- **WHAT TO WORK ON**
Extract the full set of records that follows, word for word.

*** AVAILABLE RECORDS Section Begins ***

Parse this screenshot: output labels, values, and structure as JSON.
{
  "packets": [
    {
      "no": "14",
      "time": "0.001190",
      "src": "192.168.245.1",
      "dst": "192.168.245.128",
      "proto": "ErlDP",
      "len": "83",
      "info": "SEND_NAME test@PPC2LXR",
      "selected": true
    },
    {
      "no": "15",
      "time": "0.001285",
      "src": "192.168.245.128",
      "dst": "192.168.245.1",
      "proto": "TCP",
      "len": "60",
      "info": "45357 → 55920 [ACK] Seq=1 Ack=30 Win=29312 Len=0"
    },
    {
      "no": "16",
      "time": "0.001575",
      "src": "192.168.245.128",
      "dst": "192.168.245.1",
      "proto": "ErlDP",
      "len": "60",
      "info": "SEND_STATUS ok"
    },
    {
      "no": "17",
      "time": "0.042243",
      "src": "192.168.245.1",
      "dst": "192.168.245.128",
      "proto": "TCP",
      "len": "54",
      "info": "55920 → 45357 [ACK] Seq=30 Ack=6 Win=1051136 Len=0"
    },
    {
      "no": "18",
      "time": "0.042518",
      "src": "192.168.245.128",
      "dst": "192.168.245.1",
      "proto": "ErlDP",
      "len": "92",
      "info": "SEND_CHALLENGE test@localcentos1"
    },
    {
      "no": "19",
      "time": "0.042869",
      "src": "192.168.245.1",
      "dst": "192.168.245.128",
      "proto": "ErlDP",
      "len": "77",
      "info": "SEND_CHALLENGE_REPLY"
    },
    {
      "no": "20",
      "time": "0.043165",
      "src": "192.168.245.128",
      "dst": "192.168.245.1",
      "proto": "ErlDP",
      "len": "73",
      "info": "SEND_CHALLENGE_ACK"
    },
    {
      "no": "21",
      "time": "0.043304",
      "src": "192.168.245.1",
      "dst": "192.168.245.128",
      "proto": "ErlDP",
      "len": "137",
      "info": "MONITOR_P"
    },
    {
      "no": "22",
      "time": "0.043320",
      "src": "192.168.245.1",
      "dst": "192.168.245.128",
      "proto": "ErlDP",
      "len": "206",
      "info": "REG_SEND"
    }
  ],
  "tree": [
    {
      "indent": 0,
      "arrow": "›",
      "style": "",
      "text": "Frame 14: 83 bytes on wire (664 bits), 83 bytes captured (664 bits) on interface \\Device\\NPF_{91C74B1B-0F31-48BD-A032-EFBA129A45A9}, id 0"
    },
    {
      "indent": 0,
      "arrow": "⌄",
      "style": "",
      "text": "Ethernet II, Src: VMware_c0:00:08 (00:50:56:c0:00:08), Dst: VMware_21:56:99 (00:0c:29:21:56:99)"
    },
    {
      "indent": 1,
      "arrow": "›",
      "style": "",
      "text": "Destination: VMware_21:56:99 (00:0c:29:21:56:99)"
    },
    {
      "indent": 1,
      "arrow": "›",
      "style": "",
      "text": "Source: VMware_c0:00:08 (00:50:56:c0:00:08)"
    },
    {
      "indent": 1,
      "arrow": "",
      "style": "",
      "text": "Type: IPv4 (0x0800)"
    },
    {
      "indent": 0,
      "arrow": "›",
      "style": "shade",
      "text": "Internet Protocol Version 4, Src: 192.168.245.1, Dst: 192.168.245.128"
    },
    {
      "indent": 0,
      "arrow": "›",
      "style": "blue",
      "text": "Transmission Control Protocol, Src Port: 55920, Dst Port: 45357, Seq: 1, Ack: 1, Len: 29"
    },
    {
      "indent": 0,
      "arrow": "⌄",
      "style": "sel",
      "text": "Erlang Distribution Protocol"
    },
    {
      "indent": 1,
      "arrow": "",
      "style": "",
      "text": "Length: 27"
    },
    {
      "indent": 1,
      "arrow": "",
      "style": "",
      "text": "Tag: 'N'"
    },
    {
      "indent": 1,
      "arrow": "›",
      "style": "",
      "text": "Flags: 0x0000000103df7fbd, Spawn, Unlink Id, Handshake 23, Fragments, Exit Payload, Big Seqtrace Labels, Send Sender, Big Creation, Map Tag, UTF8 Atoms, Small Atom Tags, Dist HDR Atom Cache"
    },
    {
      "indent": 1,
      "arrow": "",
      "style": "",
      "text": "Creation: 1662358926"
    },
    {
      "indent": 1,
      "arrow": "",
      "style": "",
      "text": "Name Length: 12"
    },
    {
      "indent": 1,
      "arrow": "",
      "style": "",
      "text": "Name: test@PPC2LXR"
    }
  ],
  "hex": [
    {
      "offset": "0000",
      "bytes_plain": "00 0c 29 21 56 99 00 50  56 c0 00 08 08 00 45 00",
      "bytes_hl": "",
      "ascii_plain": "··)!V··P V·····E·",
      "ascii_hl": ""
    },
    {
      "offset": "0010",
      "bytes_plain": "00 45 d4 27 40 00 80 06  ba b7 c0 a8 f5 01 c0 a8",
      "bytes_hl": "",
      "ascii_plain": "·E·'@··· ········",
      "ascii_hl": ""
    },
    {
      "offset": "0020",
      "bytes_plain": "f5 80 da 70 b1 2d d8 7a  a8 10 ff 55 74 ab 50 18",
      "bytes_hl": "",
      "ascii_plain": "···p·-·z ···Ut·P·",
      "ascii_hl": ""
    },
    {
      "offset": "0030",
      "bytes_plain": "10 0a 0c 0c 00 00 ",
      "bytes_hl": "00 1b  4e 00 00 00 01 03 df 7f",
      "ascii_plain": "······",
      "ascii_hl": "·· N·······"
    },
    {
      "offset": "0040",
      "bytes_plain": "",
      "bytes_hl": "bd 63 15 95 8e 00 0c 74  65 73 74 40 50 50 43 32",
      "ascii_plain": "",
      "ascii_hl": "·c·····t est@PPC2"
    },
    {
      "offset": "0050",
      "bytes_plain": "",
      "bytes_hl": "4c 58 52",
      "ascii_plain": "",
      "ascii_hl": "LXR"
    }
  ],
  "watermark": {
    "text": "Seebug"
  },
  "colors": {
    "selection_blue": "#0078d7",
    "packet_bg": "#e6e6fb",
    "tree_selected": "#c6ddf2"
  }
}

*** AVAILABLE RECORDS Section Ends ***

- **TASK SOLUTION**
Parse this screenshot: output labels, values, and structure as JSON.
{
  "packets": [
    {
      "no": "14",
      "time": "0.001190",
      "src": "192.168.245.1",
      "dst": "192.168.245.128",
      "proto": "ErlDP",
      "len": "83",
      "info": "SEND_NAME test@PPC2LXR",
      "selected": true
    },
    {
      "no": "15",
      "time": "0.001285",
      "src": "192.168.245.128",
      "dst": "192.168.245.1",
      "proto": "TCP",
      "len": "60",
      "info": "45357 → 55920 [ACK] Seq=1 Ack=30 Win=29312 Len=0"
    },
    {
      "no": "16",
      "time": "0.001575",
      "src": "192.168.245.128",
      "dst": "192.168.245.1",
      "proto": "ErlDP",
      "len": "60",
      "info": "SEND_STATUS ok"
    },
    {
      "no": "17",
      "time": "0.042243",
      "src": "192.168.245.1",
      "dst": "192.168.245.128",
      "proto": "TCP",
      "len": "54",
      "info": "55920 → 45357 [ACK] Seq=30 Ack=6 Win=1051136 Len=0"
    },
    {
      "no": "18",
      "time": "0.042518",
      "src": "192.168.245.128",
      "dst": "192.168.245.1",
      "proto": "ErlDP",
      "len": "92",
      "info": "SEND_CHALLENGE test@localcentos1"
    },
    {
      "no": "19",
      "time": "0.042869",
      "src": "192.168.245.1",
      "dst": "192.168.245.128",
      "proto": "ErlDP",
      "len": "77",
      "info": "SEND_CHALLENGE_REPLY"
    },
    {
      "no": "20",
      "time": "0.043165",
      "src": "192.168.245.128",
      "dst": "192.168.245.1",
      "proto": "ErlDP",
      "len": "73",
      "info": "SEND_CHALLENGE_ACK"
    },
    {
      "no": "21",
      "time": "0.043304",
      "src": "192.168.245.1",
      "dst": "192.168.245.128",
      "proto": "ErlDP",
      "len": "137",
      "info": "MONITOR_P"
    },
    {
      "no": "22",
      "time": "0.043320",
      "src": "192.168.245.1",
      "dst": "192.168.245.128",
      "proto": "ErlDP",
      "len": "206",
      "info": "REG_SEND"
    }
  ],
  "tree": [
    {
      "indent": 0,
      "arrow": "›",
      "style": "",
      "text": "Frame 14: 83 bytes on wire (664 bits), 83 bytes captured (664 bits) on interface \\Device\\NPF_{91C74B1B-0F31-48BD-A032-EFBA129A45A9}, id 0"
    },
    {
      "indent": 0,
      "arrow": "⌄",
      "style": "",
      "text": "Ethernet II, Src: VMware_c0:00:08 (00:50:56:c0:00:08), Dst: VMware_21:56:99 (00:0c:29:21:56:99)"
    },
    {
      "indent": 1,
      "arrow": "›",
      "style": "",
      "text": "Destination: VMware_21:56:99 (00:0c:29:21:56:99)"
    },
    {
      "indent": 1,
      "arrow": "›",
      "style": "",
      "text": "Source: VMware_c0:00:08 (00:50:56:c0:00:08)"
    },
    {
      "indent": 1,
      "arrow": "",
      "style": "",
      "text": "Type: IPv4 (0x0800)"
    },
    {
      "indent": 0,
      "arrow": "›",
      "style": "shade",
      "text": "Internet Protocol Version 4, Src: 192.168.245.1, Dst: 192.168.245.128"
    },
    {
      "indent": 0,
      "arrow": "›",
      "style": "blue",
      "text": "Transmission Control Protocol, Src Port: 55920, Dst Port: 45357, Seq: 1, Ack: 1, Len: 29"
    },
    {
      "indent": 0,
      "arrow": "⌄",
      "style": "sel",
      "text": "Erlang Distribution Protocol"
    },
    {
      "indent": 1,
      "arrow": "",
      "style": "",
      "text": "Length: 27"
    },
    {
      "indent": 1,
      "arrow": "",
      "style": "",
      "text": "Tag: 'N'"
    },
    {
      "indent": 1,
      "arrow": "›",
      "style": "",
      "text": "Flags: 0x0000000103df7fbd, Spawn, Unlink Id, Handshake 23, Fragments, Exit Payload, Big Seqtrace Labels, Send Sender, Big Creation, Map Tag, UTF8 Atoms, Small Atom Tags, Dist HDR Atom Cache"
    },
    {
      "indent": 1,
      "arrow": "",
      "style": "",
      "text": "Creation: 1662358926"
    },
    {
      "indent": 1,
      "arrow": "",
      "style": "",
      "text": "Name Length: 12"
    },
    {
      "indent": 1,
      "arrow": "",
      "style": "",
      "text": "Name: test@PPC2LXR"
    }
  ],
  "hex": [
    {
      "offset": "0000",
      "bytes_plain": "00 0c 29 21 56 99 00 50  56 c0 00 08 08 00 45 00",
      "bytes_hl": "",
      "ascii_plain": "··)!V··P V·····E·",
      "ascii_hl": ""
    },
    {
      "offset": "0010",
      "bytes_plain": "00 45 d4 27 40 00 80 06  ba b7 c0 a8 f5 01 c0 a8",
      "bytes_hl": "",
      "ascii_plain": "·E·'@··· ········",
      "ascii_hl": ""
    },
    {
      "offset": "0020",
      "bytes_plain": "f5 80 da 70 b1 2d d8 7a  a8 10 ff 55 74 ab 50 18",
      "bytes_hl": "",
      "ascii_plain": "···p·-·z ···Ut·P·",
      "ascii_hl": ""
    },
    {
      "offset": "0030",
      "bytes_plain": "10 0a 0c 0c 00 00 ",
      "bytes_hl": "00 1b  4e 00 00 00 01 03 df 7f",
      "ascii_plain": "······",
      "ascii_hl": "·· N·······"
    },
    {
      "offset": "0040",
      "bytes_plain": "",
      "bytes_hl": "bd 63 15 95 8e 00 0c 74  65 73 74 40 50 50 43 32",
      "ascii_plain": "",
      "ascii_hl": "·c·····t est@PPC2"
    },
    {
      "offset": "0050",
      "bytes_plain": "",
      "bytes_hl": "4c 58 52",
      "ascii_plain": "",
      "ascii_hl": "LXR"
    }
  ],
  "watermark": {
    "text": "Seebug"
  },
  "colors": {
    "selection_blue": "#0078d7",
    "packet_bg": "#e6e6fb",
    "tree_selected": "#c6ddf2"
  }
}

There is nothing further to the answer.